Have you worked in health research before? 

“The most exciting thing about my role as a research sister is witnessing the participants' enthusiasm to make a difference, in addition to the exposure to research I received during my undergrad and master's degrees, which actually sparked my interest in taking on a job role in research. I also get to meet new people and attend a variety of clinics and events to speak with patients and encourage them to participate in BioResource research. Overall, my experience working in health research has been amazing.” 

What is a misconception about nurses you wish to dispel? 

Myth: Nurses are only work in hospitals.

Reality: Nurses work in various settings, including clinics, community, health organisations, schools and even private homes."


Working with children: Q&A with Research Nurses from the Paediatric Inflammatory Bowel Disease (PIBD) cohort 

We spoke to the PIBD team about the role as a Research Nurse working with children. The PIBD BioResource, led by Professor Holm Uhlig at Oxford University, is paediatric arm of the adult IBD BioResource and offers research participation to children and young people with IBD, with the aim of increasing our understanding of the condition and identifying the best treatment options available for children with this condition. 

We spoke to Emily Tropman, Clinical Research Nurse at Norfolk and Norwich University Hospital and Sarah Clews and Leah Varghese, Research Nurse and Research Practitioner respectively, based at Oxford Children’s Hospital. 

What is the difference between working with young people versus adults? 

You have more people to consider. Are the parents happy to take part as well as the child? The consent process is different as you need child assent and parental consent. Ultimately, it’s important to be able to engage with the young people, engage them and approach them in a way that is age appropriate.” – Emily  

The enthusiasm and joy children naturally bring makes your working day brighter. Also being involved in, not just the children’s lives, but also getting to meet and connect with families sets it apart from other specialties.” - Leah 

What is the best part about working with young people? 

“Young people are our future. It never fails to amaze me some of obstacles these young people have to manage, and they take it all in their stride!” – Emily

Seeing young people grow and develop as they face challenges and come out stronger and brighter is definitely a highlight of the job.” – Sarah 

What is the most challenging part about your role? 

“The most challenging aspect of my role is ensuring everything is completed within a relatively short time frame with a large workload. I work part time so it can be a challenge to juggle sometimes. But I really enjoy it and wouldn’t want to do anything else.” – Emily 

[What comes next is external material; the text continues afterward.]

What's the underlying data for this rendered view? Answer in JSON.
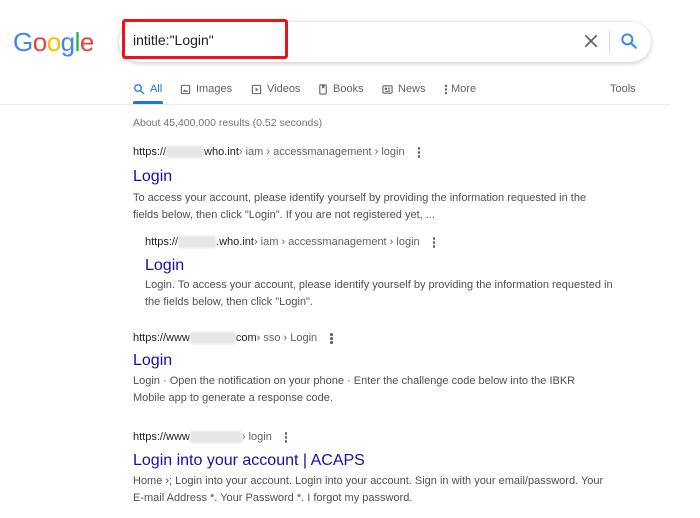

Meet our Research Nurses in Nottingham

The Nottingham BioResource Centre is one of 6 new Centres, along with Sheffield, that joined the BioResource in December 2022. These fantastic four Research Nurses currently recruit volunteers into the majority of cohorts/studies at the BioResource.

Hear about why they love their role! 

To conclude… 

We want to thank all of our Research Nurses at who recruit volunteers in the BioResource across England. We wouldn’t have any volunteers without them, nor would researchers have the data they need to make scientific breakthroughs that improve healthcare for the benefit of everyone! Their efforts are at the heart of what we do at the BioResource. 

#NursesDay #IND2024